## YOUR INSTRUCTIONS
Return each line of the listing in which the word "JSON" appears.

## PROVIDED DATA
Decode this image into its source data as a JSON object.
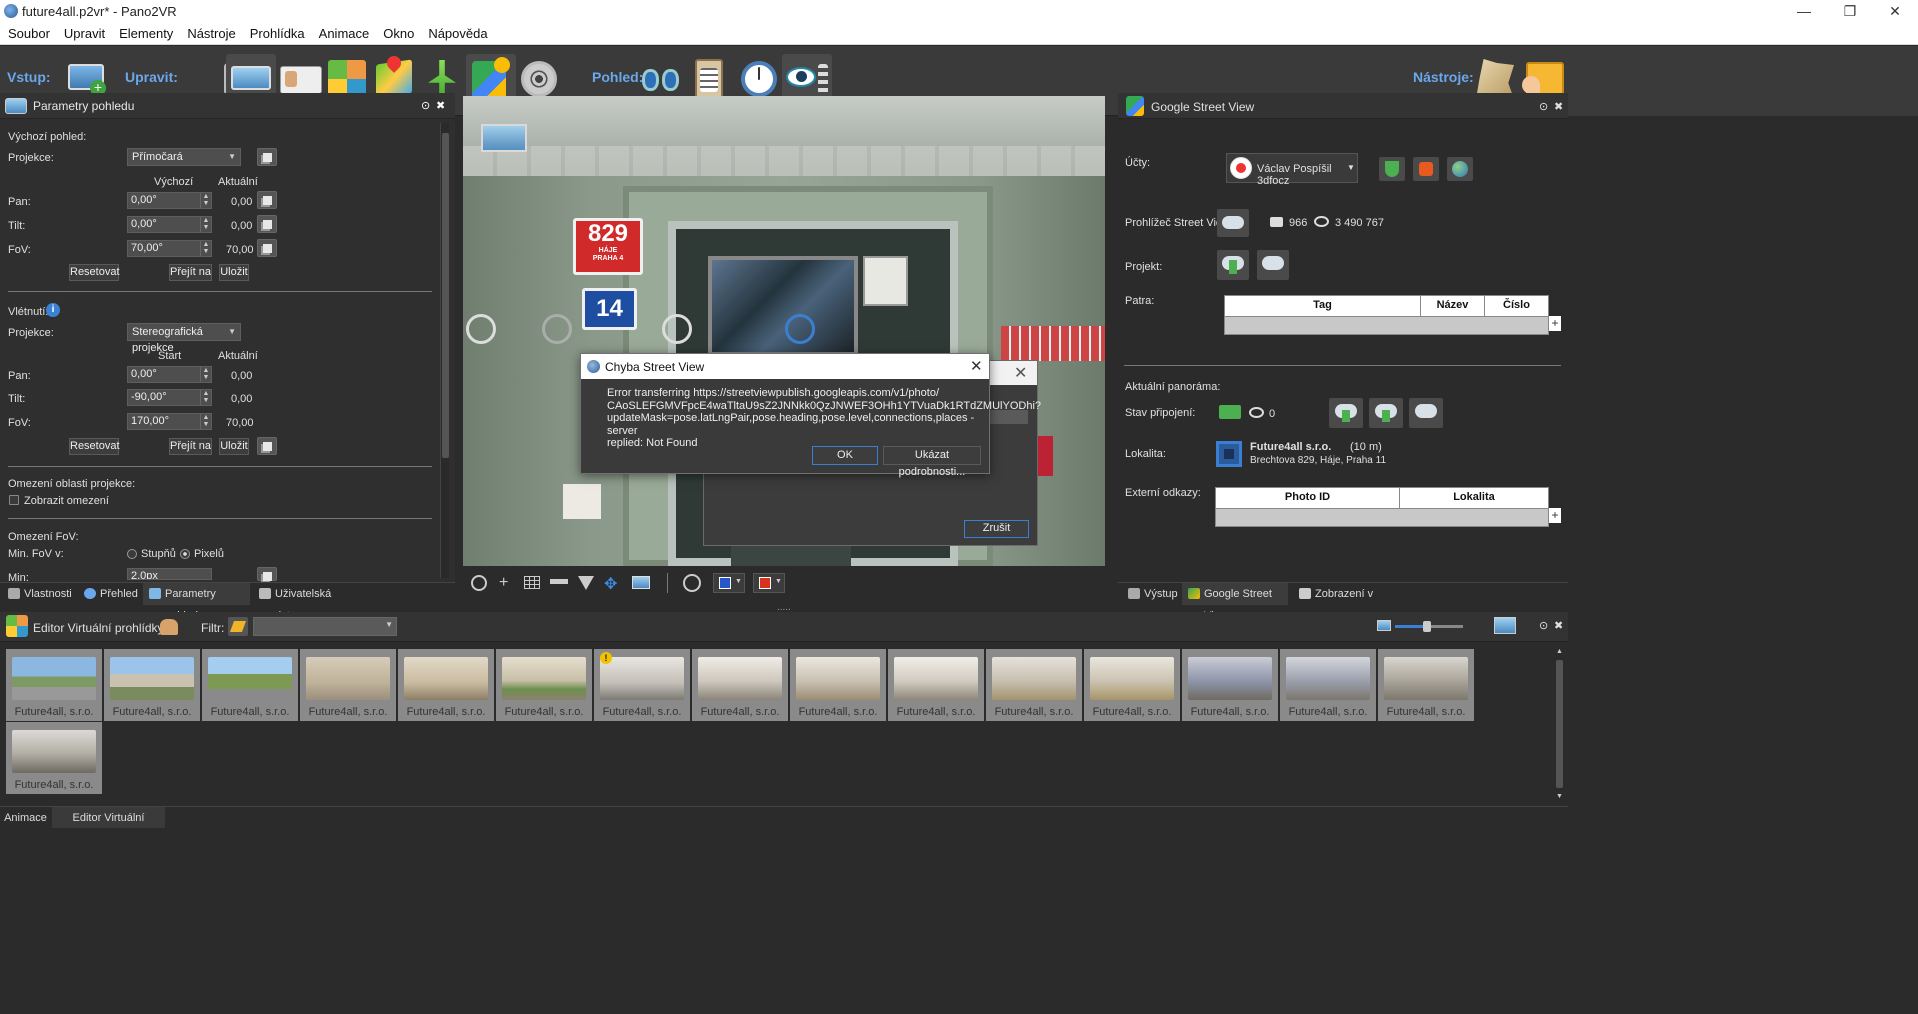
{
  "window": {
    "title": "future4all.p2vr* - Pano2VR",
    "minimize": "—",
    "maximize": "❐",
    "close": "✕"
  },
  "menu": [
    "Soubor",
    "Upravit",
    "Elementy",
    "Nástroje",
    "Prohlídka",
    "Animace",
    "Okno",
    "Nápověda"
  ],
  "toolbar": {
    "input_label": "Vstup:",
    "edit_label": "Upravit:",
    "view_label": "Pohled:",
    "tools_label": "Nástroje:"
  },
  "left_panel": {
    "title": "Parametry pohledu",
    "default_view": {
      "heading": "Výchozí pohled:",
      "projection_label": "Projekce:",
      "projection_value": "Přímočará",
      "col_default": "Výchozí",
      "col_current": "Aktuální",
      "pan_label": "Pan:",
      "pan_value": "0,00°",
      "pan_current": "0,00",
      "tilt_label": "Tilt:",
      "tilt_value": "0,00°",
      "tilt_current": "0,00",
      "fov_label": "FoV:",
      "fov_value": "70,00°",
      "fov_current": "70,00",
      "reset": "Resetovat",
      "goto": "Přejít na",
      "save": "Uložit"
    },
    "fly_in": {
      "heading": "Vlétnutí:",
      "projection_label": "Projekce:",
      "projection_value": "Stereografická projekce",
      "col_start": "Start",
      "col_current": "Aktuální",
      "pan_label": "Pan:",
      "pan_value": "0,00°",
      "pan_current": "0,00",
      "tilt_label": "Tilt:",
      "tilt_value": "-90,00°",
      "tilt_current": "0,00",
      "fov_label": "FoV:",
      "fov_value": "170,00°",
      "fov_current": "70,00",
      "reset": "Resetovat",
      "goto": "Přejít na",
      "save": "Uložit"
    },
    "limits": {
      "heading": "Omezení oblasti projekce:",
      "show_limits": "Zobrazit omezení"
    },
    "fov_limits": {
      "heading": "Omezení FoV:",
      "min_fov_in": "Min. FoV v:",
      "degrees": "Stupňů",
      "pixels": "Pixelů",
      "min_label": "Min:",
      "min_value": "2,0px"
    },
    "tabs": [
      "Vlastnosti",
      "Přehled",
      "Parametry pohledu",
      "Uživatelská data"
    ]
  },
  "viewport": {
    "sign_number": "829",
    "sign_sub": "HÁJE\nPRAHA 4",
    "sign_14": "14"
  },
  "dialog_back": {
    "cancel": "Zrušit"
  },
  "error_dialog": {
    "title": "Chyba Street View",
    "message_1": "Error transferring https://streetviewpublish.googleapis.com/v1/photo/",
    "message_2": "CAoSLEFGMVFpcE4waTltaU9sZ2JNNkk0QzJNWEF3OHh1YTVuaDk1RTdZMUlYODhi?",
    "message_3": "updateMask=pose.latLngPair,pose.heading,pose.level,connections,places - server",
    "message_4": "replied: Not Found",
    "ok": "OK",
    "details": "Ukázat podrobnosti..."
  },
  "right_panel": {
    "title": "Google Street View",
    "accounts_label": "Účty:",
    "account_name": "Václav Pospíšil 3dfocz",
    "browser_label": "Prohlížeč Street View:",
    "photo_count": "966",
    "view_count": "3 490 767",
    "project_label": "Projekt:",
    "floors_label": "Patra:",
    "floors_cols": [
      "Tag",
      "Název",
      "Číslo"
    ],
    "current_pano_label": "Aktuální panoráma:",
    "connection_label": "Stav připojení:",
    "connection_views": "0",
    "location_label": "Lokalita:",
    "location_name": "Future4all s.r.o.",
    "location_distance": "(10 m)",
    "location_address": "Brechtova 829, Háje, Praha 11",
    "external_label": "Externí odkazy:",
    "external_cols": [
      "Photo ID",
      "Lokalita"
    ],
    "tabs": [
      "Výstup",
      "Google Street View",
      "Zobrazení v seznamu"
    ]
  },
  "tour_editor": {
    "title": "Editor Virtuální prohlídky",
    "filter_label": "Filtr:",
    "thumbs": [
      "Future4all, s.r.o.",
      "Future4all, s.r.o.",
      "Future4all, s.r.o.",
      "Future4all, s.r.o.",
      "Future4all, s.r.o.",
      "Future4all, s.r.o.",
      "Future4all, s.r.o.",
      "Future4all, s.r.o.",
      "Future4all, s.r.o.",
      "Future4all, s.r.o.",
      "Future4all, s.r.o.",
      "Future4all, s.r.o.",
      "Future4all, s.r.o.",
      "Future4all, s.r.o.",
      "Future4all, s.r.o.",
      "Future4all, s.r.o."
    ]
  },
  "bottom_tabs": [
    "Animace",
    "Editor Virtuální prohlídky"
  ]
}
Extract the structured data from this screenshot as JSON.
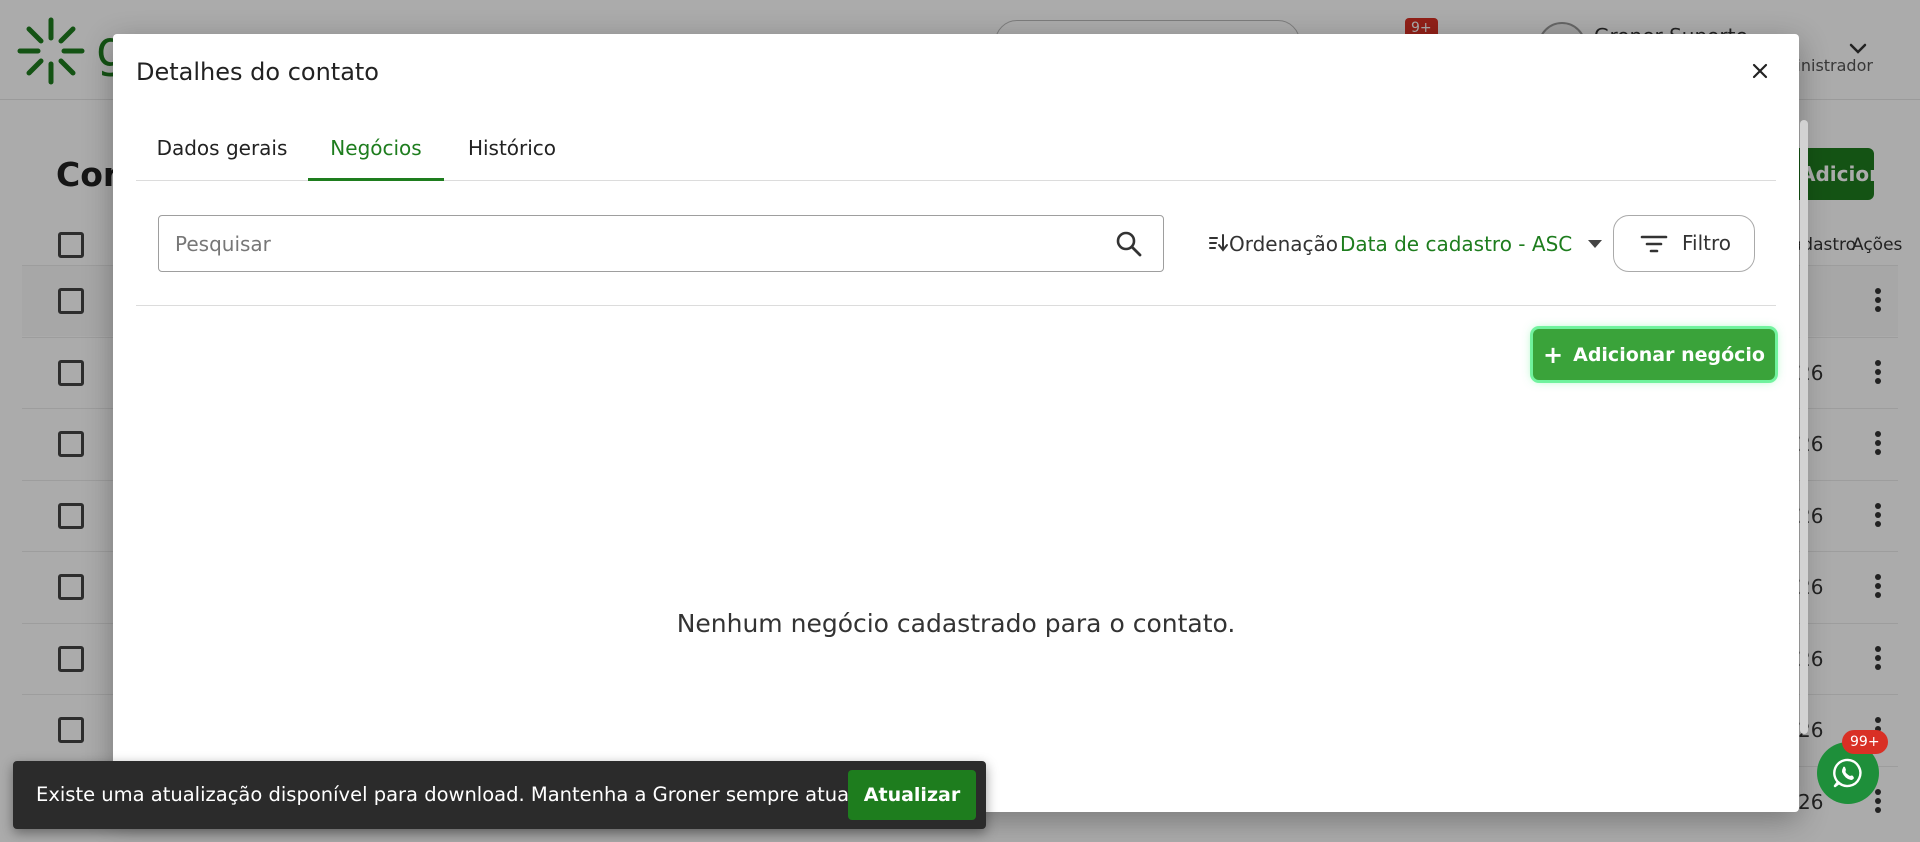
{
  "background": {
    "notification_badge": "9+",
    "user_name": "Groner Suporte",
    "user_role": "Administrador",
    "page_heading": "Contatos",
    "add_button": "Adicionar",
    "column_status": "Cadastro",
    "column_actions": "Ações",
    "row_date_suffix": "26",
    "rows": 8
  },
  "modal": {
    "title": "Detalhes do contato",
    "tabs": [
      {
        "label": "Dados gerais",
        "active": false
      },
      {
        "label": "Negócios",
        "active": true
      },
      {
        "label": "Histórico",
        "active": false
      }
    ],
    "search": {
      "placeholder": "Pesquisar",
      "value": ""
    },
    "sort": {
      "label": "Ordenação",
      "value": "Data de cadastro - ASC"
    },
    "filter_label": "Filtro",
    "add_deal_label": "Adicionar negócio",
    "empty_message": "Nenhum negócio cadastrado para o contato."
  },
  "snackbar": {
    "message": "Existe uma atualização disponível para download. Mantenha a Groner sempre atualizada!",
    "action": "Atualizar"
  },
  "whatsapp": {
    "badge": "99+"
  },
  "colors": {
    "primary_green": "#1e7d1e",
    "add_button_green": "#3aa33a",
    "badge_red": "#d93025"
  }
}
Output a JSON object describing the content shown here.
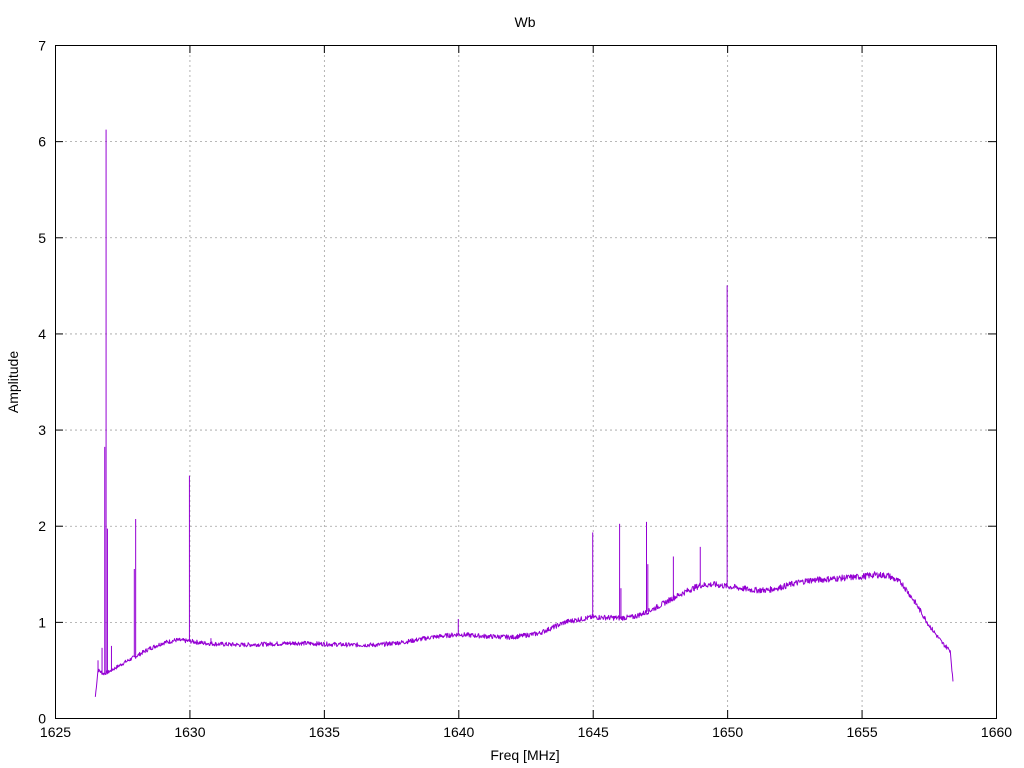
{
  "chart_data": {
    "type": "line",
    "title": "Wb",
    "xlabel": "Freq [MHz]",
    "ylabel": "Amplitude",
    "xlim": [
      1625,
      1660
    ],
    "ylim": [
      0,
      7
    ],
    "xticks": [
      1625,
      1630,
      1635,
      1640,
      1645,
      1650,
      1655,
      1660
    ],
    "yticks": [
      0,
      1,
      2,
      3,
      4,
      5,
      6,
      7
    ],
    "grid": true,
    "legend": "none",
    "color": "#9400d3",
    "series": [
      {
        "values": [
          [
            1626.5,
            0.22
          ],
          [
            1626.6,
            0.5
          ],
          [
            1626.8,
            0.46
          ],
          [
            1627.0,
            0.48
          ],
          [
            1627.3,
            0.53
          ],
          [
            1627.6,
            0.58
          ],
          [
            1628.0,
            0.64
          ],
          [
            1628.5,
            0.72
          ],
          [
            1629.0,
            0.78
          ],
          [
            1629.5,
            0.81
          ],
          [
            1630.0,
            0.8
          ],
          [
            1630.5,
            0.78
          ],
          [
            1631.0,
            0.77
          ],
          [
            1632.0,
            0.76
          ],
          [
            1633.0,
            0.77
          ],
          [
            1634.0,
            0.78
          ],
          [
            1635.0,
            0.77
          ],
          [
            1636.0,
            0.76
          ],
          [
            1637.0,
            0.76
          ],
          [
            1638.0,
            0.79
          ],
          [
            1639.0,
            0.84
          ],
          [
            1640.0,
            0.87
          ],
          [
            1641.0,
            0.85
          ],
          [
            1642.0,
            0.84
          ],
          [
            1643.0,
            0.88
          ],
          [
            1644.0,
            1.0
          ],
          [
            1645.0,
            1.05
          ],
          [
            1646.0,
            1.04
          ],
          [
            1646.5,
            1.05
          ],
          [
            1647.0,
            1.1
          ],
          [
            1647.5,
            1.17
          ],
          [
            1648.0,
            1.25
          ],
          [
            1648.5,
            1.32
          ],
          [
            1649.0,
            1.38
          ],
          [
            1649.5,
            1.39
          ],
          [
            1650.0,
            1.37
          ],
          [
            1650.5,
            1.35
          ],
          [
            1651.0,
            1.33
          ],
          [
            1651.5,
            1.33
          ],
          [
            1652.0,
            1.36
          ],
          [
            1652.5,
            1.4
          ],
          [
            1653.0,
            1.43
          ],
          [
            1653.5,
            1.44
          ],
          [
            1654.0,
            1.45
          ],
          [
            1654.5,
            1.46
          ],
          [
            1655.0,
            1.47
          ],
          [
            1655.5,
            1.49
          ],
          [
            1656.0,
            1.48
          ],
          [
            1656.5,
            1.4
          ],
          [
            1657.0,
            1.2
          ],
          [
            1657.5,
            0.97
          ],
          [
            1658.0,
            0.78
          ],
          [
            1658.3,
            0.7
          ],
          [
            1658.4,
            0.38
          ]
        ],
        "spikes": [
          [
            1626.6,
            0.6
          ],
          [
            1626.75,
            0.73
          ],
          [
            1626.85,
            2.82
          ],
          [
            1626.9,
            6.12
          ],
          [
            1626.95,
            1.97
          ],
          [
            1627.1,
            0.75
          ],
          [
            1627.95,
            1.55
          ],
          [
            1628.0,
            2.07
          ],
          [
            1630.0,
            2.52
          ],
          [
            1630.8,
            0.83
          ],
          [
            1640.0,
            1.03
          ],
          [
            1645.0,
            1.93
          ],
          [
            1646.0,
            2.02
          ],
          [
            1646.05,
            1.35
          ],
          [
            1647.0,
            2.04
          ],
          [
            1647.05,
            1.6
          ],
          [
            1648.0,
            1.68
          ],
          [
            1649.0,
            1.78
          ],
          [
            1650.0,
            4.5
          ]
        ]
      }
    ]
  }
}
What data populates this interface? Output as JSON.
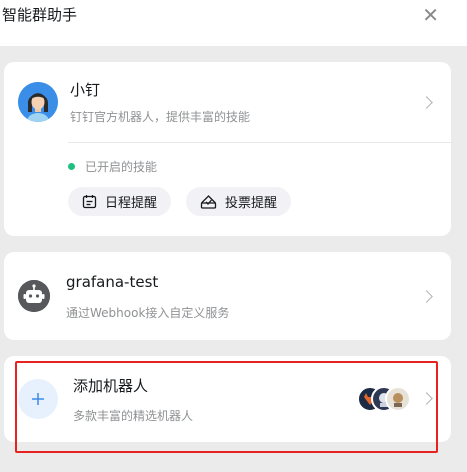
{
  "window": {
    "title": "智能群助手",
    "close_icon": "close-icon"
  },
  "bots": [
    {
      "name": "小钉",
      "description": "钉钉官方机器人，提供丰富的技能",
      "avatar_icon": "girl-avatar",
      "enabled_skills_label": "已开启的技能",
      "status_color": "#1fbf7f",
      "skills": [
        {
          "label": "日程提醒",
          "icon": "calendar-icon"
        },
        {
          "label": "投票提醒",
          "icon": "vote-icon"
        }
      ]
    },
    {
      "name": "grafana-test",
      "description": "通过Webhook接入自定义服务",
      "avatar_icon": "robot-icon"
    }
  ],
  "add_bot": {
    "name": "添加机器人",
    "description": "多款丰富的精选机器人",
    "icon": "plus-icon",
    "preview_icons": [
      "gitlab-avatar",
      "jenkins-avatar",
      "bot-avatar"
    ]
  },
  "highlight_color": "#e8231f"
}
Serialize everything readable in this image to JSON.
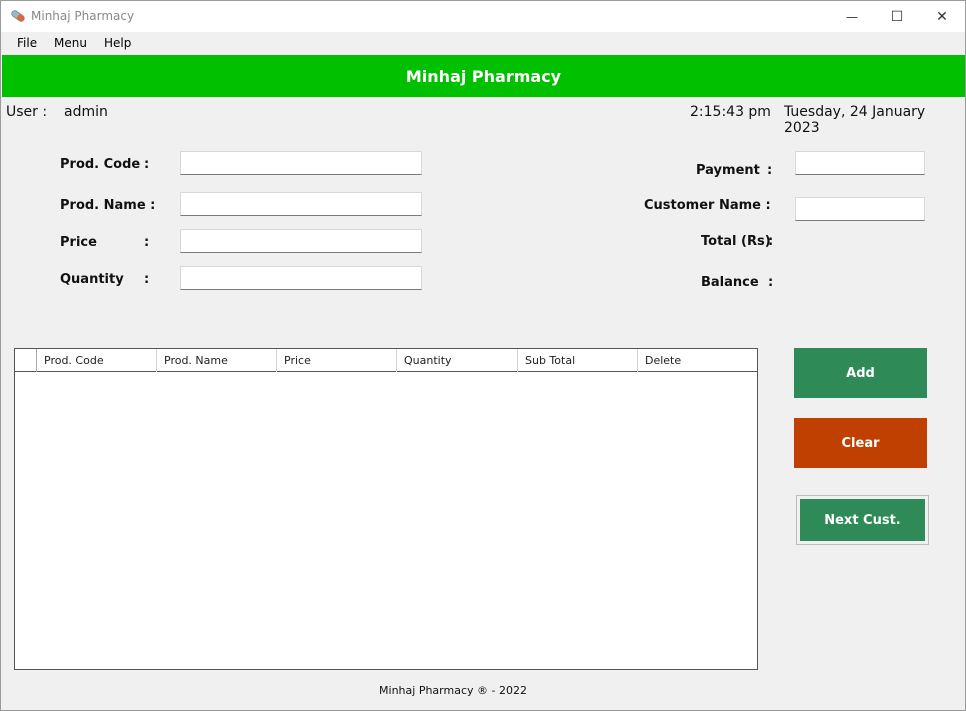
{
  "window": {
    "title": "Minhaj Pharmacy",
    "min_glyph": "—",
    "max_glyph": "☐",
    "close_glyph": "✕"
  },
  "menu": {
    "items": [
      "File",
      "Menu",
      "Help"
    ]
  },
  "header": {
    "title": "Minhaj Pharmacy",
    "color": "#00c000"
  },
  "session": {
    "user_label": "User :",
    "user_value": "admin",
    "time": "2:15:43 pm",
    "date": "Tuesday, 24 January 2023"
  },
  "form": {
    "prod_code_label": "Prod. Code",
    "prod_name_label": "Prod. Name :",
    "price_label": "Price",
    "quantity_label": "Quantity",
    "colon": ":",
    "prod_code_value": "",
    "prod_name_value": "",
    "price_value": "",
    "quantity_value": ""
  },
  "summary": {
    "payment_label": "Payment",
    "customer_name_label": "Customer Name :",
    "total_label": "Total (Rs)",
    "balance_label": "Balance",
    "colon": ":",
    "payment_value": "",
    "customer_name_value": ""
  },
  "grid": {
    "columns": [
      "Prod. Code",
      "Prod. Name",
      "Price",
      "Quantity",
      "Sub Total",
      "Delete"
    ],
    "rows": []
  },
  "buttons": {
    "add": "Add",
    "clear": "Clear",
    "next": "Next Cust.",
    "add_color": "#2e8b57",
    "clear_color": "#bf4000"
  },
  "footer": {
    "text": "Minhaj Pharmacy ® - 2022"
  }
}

## ANSWER SPACE
Decode this image into its source data as a JSON object.
Extract the structured data from this screenshot as JSON.
Output a JSON object describing the content shown here.
What data populates this interface? Output as JSON.
Serialize everything readable in this image to JSON.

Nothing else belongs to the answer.